How could you teach this relationship between faith and righteous action to a five-year-old primary child so that he or she could understand it?
After sufficient time, ask one or two groups to share their responses to the first question and one or two other groups to share their insights into the second question. Then invite at least one group to teach the relationship between between faith and action as they would to a young child.
Following the class discussion, you may want to share your testimony of the power of exercising faith in the Savior through our righteous actions.
Read the following situation to the students:
A Latter-day Saint young woman begins to make choices and act in ways that are contrary to some of the standards of the Church, including the law of chastity. She justifies her actions by saying that no one is perfect and that she still goes to Church and seminary and continues to have faith in Jesus Christ.
Display the following questions on the board or provide them in a handout and invite students to discuss them in small groups:
Testify of the doctrine that true faith in Jesus Christ leads to action and is expressed by the way we live.
Students’ understanding of doctrinal mastery passages can increase when they create their own clues about the passages.
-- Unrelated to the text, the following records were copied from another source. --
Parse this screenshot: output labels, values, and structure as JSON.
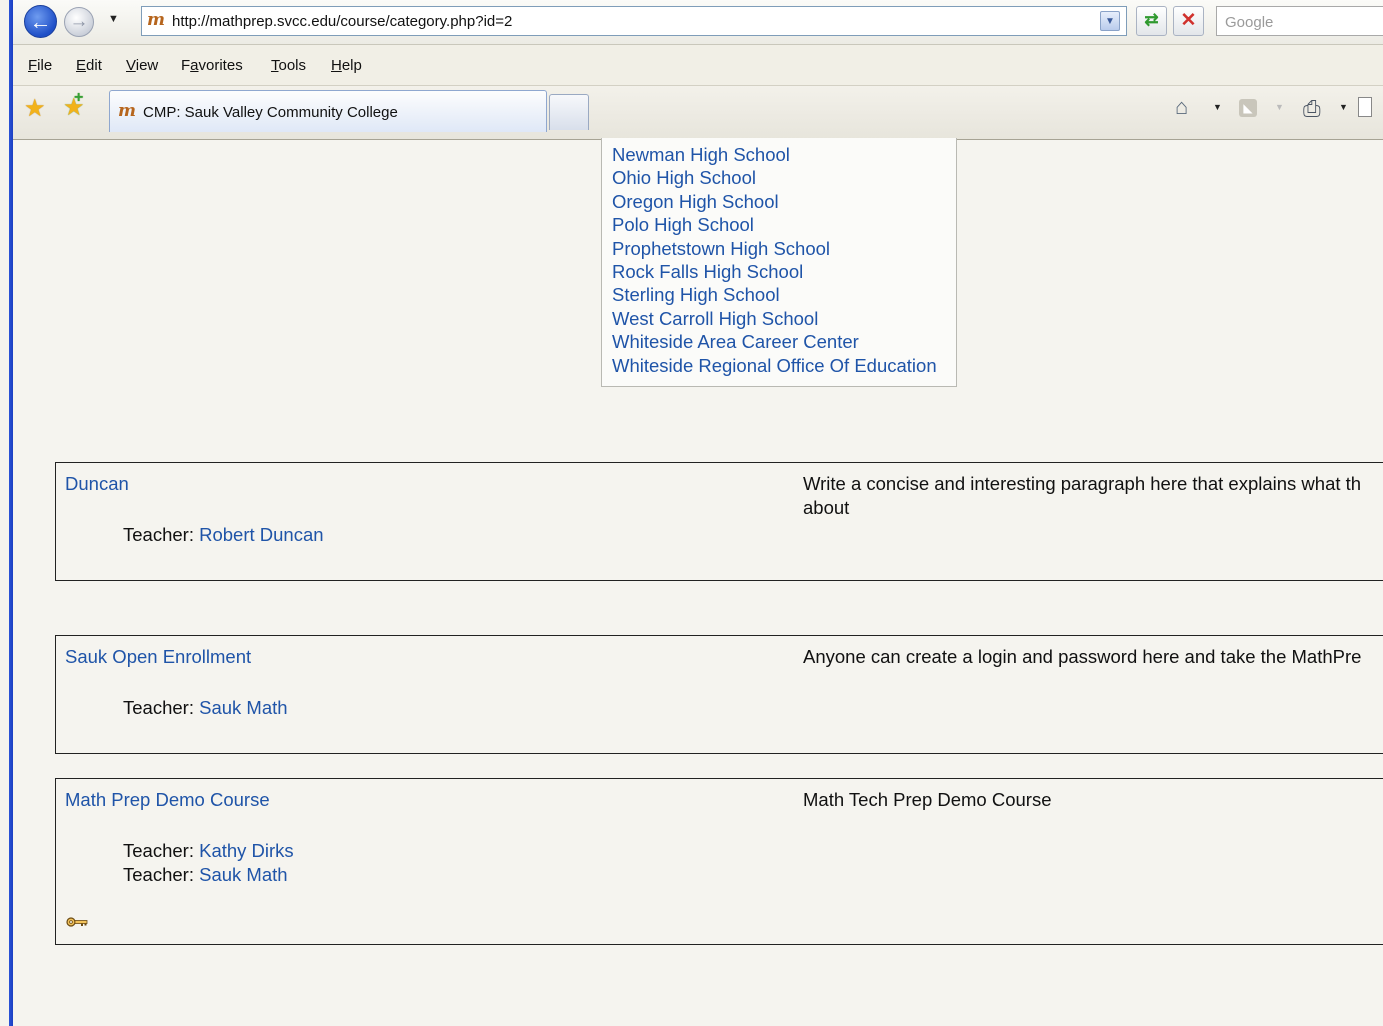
{
  "browser": {
    "url": "http://mathprep.svcc.edu/course/category.php?id=2",
    "search_placeholder": "Google",
    "menu": [
      "File",
      "Edit",
      "View",
      "Favorites",
      "Tools",
      "Help"
    ],
    "tab_title": "CMP: Sauk Valley Community College",
    "favicon_text": "m"
  },
  "schools": [
    "Newman High School",
    "Ohio High School",
    "Oregon High School",
    "Polo High School",
    "Prophetstown High School",
    "Rock Falls High School",
    "Sterling High School",
    "West Carroll High School",
    "Whiteside Area Career Center",
    "Whiteside Regional Office Of Education"
  ],
  "teacher_label": "Teacher: ",
  "courses": [
    {
      "name": "Duncan",
      "description": "Write a concise and interesting paragraph here that explains what th",
      "description_line2": "about",
      "teachers": [
        "Robert Duncan"
      ]
    },
    {
      "name": "Sauk Open Enrollment",
      "description": "Anyone can create a login and password here and take the MathPre",
      "teachers": [
        "Sauk Math"
      ]
    },
    {
      "name": "Math Prep Demo Course",
      "description": "Math Tech Prep Demo Course",
      "teachers": [
        "Kathy Dirks",
        "Sauk Math"
      ],
      "guest_key_icon": "key-icon"
    }
  ]
}
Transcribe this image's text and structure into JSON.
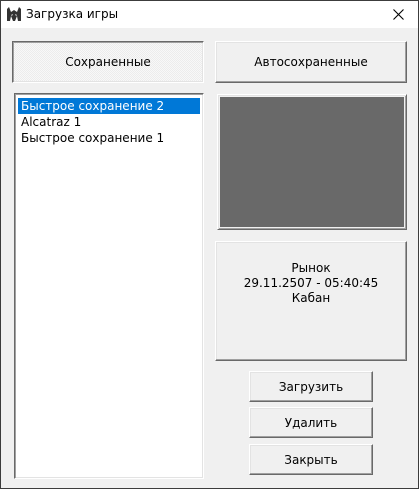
{
  "window": {
    "title": "Загрузка игры",
    "app_icon": "wolf-head-icon",
    "close_icon": "close-icon"
  },
  "tabs": {
    "saved_label": "Сохраненные",
    "auto_label": "Автосохраненные",
    "active": "saved"
  },
  "saves": {
    "items": [
      {
        "label": "Быстрое сохранение 2",
        "selected": true
      },
      {
        "label": "Alcatraz 1",
        "selected": false
      },
      {
        "label": "Быстрое сохранение 1",
        "selected": false
      }
    ]
  },
  "info": {
    "location": "Рынок",
    "datetime": "29.11.2507 - 05:40:45",
    "character": "Кабан"
  },
  "buttons": {
    "load": "Загрузить",
    "delete": "Удалить",
    "close": "Закрыть"
  },
  "colors": {
    "selection": "#0078d7",
    "preview_fill": "#696969",
    "face": "#f0f0f0"
  }
}
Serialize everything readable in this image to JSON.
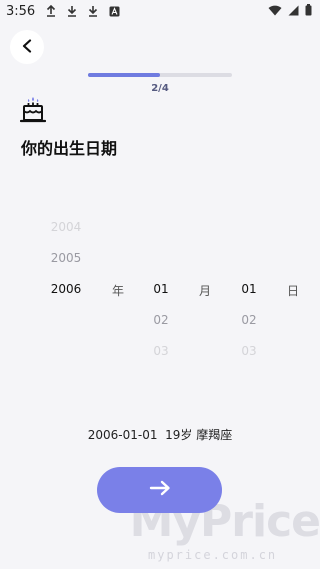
{
  "status_bar": {
    "time": "3:56"
  },
  "progress": {
    "step_label": "2/4",
    "fraction": 0.5
  },
  "title": "你的出生日期",
  "picker": {
    "years": {
      "above2": "2004",
      "above1": "2005",
      "selected": "2006",
      "unit": "年"
    },
    "months": {
      "selected": "01",
      "below1": "02",
      "below2": "03",
      "unit": "月"
    },
    "days": {
      "selected": "01",
      "below1": "02",
      "below2": "03",
      "unit": "日"
    }
  },
  "summary": "2006-01-01  19岁 摩羯座",
  "next_button_icon": "arrow-right-icon",
  "watermark": {
    "main": "MyPrice",
    "sub": "myprice.com.cn"
  },
  "colors": {
    "accent": "#7a80e8",
    "progress": "#6f7be0",
    "background": "#f5f5f8"
  }
}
These clues could include questions, key words, scenarios, or applications. Invite students to work together, as a class or in small groups, to write clues that point to specific doctrinal mastery passages. (You may want to select a group of passages that you would like students to learn or review.) Then invite students to take turns reading their clues to you and the rest of the class. One point is awarded to whoever guesses a doctrinal mastery passage correctly—you or the class.